The term “age compression” has been used to describe the way that clothing, products, and experiential expectations have been shifting downward in the age bracket. Clothes that we used to expect to see on a 15 year old, we now see on a 10 year old. Cell phones used to be considered for adults only, now 66% of 8 to 18 year olds own their own phones. This article from 2009 in the UTNE Reader talks about how the growing early exposure of young girls to the toxic chemicals in make-up, hair color, and nail treatments may be dangerous. Even in 2004, this article in the Guardian quoted a study that claimed that
“63% of seven to 10-year-olds wear lipstick, more than two in five eye shadow or eyeliner, and almost one in four mascara. Three quarters of 11- 14-year-old girls use eye shadow and a similar proportion mascara. Lip gloss and lipstick is even more popular, with eight in 10 girls aged 11-14 applying it. Half of girls in that age group wear blusher, with 14% saying they use it every day or more. By the age of 14, almost three in five (58%) girls use perfume.”
This age compression can also be easily seen in the clothing of female celebrities under the age of 18. In the late 1980s and early 1990s, teen-aged female celebrities dressed in trendy clothing, but their choices were very different from those of current teen-aged female celebrities. Compare this photo from teen star Tiffany’s appearance on Top of the Pops
with this single cover from Britney Spears in 2000
Or watch this video of Debbie Gibson for an upbeat dance song
compared to this video by Miley Cyrus.
You can see the gradual movement of sexualization downward from adult women to the teen female celebrity. What’s interesting is that we don’t see this same pattern for male celebrities. The teen pop stars of the 1980s, New Kids on the Block
look much the same as Justin Bieber.
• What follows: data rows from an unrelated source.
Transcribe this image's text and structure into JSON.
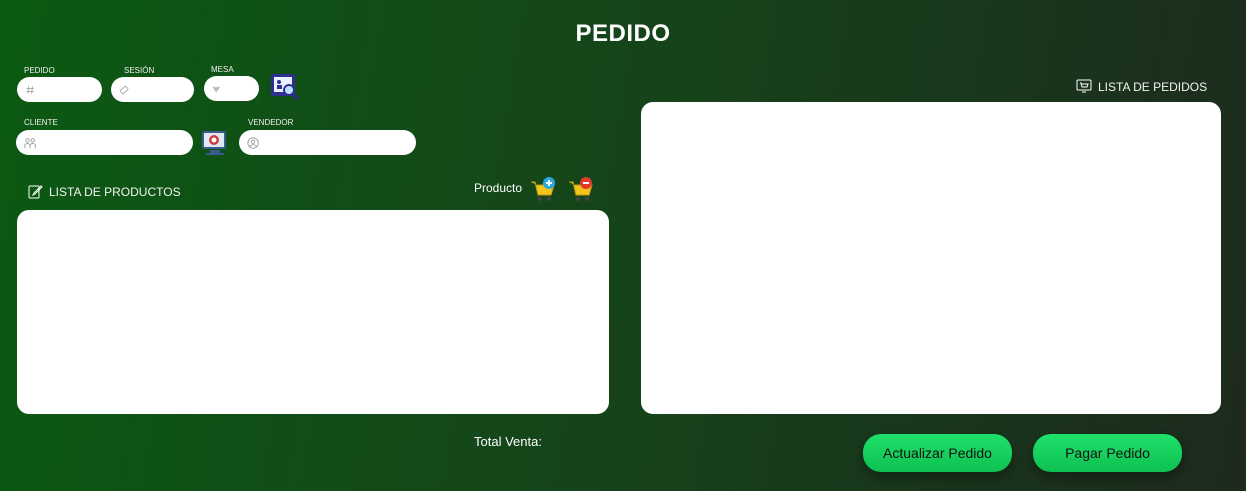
{
  "title": "PEDIDO",
  "fields": {
    "pedido": {
      "label": "PEDIDO",
      "value": "",
      "icon": "hash-icon"
    },
    "sesion": {
      "label": "SESIÓN",
      "value": "",
      "icon": "ticket-icon"
    },
    "mesa": {
      "label": "MESA",
      "value": "",
      "icon": "table-icon"
    },
    "cliente": {
      "label": "CLIENTE",
      "value": "",
      "icon": "people-icon"
    },
    "vendedor": {
      "label": "VENDEDOR",
      "value": "",
      "icon": "user-circle-icon"
    }
  },
  "productos": {
    "label": "LISTA DE PRODUCTOS",
    "producto_label": "Producto"
  },
  "pedidos": {
    "label": "LISTA DE PEDIDOS"
  },
  "total": {
    "label": "Total Venta:",
    "value": ""
  },
  "buttons": {
    "actualizar": "Actualizar Pedido",
    "pagar": "Pagar Pedido"
  },
  "colors": {
    "accent": "#12cf5c",
    "bg_start": "#0b5a12",
    "bg_end": "#1d2a1d"
  }
}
What is especially concerning about this is that while celebrities have become more exposed in the mass media through the growing popularity of the internet, gossip sites, and mobile smart devices, children and adolescents have become inundated with these sexualized images of even young people. This not only promotes the sexualization of females, but it also disrupts the normal gradual emergence of sexuality in young people. Developmentally, it is appropriate for young adolescents to begin thinking about romance and their own sexual desires. Sexuality is a wonderful part of who we are, and it grows and emerges as we age so that it’s naturally displayed in different ways from the time someone is five to fifteen to twenty-five. What’s not natural is for young girls to go overnight from being depicted as innocent children to cleavage flaunting sexual objects. When baby onesies that say “Future Trophy Wife” are being marketed to little ones, we’ve got a problem. In the past 15-20 years we have seen a change in the way that young girls are presented in the media, and this has influenced the products and programming that are marketed to young girls. As adolescents and adults, it’s important for us to be thoughtful about the products that we purchase and the media that we consumer. Using the deconstruction exercises that I shared with you in Deciding if a Product is Right for You and the Fun Activities for Kids posts can help you as you become smart, active media critics. This empowers you as the consumer not to be blindly swayed by savvy marketing, but instead to make active choices that mesh with your own value system.